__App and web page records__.
------
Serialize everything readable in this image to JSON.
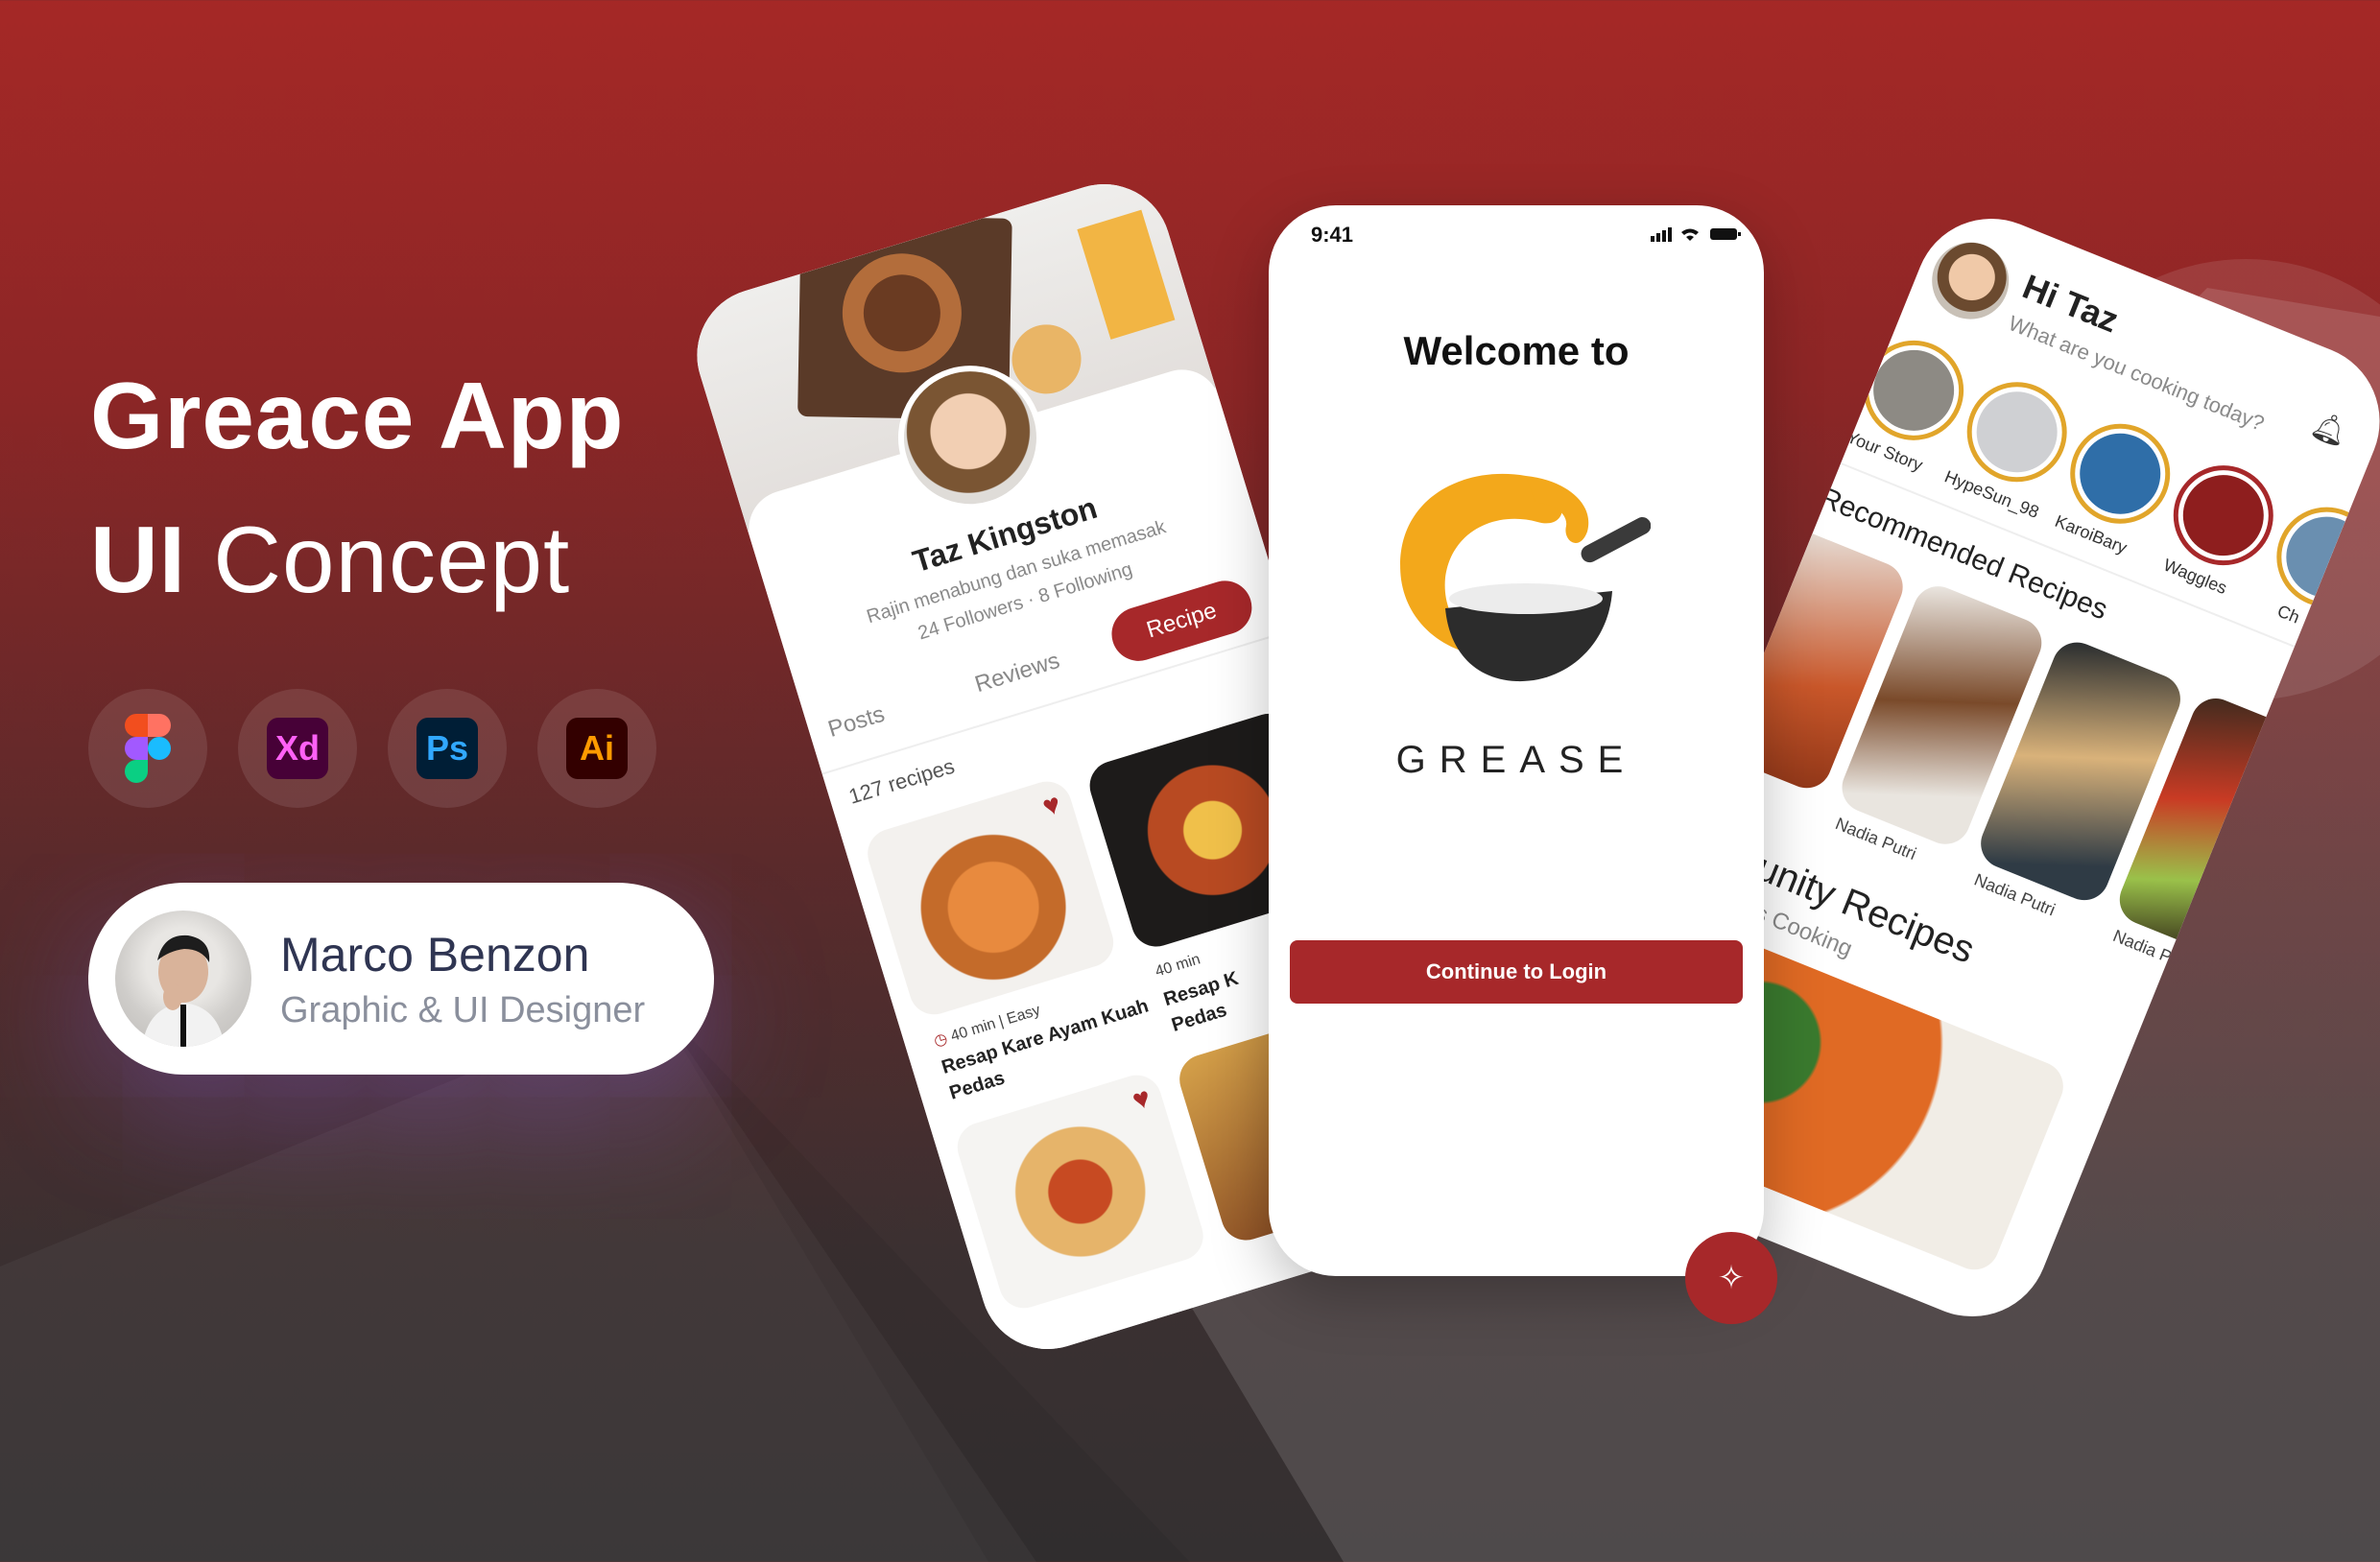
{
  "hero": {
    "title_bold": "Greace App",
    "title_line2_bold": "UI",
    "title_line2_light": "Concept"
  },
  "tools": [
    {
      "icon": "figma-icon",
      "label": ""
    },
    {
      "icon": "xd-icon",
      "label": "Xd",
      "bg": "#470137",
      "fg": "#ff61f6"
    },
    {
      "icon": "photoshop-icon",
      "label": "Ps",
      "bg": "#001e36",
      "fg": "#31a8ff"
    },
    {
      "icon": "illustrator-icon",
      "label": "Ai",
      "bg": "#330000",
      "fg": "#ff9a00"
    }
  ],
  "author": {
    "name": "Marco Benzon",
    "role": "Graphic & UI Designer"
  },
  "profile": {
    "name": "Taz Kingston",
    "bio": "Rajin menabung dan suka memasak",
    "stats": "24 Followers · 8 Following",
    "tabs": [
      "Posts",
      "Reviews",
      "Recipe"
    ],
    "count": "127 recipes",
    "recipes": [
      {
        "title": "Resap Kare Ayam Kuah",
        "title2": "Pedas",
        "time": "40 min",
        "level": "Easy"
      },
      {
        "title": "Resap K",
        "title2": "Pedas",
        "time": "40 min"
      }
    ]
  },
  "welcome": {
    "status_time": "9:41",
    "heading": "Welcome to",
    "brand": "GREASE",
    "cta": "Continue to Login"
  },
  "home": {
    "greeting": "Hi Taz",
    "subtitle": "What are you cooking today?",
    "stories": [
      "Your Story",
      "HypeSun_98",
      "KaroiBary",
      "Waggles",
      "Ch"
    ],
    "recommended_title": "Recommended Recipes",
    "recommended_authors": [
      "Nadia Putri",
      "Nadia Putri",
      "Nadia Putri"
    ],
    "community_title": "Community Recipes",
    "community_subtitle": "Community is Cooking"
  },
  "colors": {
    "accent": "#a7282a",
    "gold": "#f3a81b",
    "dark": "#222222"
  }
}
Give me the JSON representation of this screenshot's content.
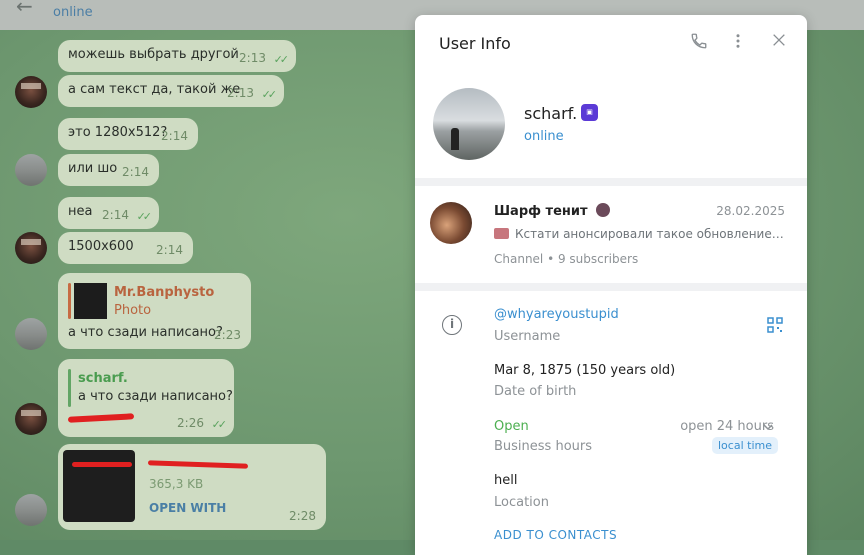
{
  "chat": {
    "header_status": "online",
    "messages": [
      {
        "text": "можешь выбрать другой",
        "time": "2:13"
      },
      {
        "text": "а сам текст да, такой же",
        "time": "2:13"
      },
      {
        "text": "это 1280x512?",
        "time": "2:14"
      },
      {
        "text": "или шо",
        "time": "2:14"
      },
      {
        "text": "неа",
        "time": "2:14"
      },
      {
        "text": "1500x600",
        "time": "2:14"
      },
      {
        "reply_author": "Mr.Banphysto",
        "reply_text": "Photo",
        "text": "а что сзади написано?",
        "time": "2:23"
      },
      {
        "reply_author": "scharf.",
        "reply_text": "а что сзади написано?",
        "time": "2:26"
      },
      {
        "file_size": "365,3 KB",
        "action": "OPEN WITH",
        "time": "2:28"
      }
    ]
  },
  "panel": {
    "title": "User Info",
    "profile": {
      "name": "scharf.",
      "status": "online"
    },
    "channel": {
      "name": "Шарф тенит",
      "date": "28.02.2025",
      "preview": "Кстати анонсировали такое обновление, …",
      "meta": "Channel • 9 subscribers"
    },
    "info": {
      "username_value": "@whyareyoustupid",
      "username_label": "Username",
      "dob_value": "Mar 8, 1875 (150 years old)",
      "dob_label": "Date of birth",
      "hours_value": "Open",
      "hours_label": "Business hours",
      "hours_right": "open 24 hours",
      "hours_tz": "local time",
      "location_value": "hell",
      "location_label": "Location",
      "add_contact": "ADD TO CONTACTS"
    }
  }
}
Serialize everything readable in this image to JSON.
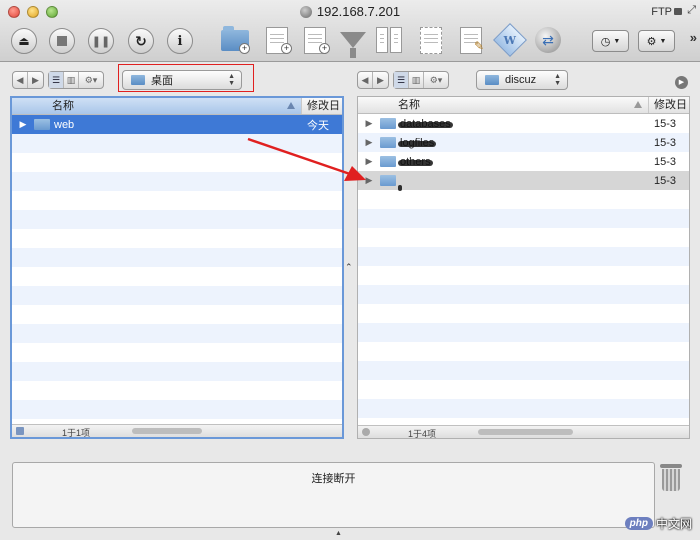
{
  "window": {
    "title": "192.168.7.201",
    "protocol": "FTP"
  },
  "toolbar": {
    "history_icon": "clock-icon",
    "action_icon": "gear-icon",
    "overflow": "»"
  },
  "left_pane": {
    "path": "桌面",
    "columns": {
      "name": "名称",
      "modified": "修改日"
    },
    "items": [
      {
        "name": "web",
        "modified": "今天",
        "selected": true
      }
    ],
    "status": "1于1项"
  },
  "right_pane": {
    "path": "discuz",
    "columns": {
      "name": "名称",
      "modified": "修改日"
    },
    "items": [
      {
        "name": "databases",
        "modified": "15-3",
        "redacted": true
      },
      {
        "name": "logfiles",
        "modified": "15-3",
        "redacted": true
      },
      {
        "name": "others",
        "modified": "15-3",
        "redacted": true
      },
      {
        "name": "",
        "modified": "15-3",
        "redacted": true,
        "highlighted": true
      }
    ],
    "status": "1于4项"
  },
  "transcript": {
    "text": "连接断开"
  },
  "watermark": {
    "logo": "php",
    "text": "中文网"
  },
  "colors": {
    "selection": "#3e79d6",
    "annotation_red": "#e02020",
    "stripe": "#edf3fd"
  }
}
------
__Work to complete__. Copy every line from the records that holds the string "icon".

__Written solution__.
      "icon": "figma-icon",
      "icon": "xd-icon",
      "icon": "photoshop-icon",
      "icon": "illustrator-icon",
    "history_icon": "clock-icon",
    "action_icon": "gear-icon",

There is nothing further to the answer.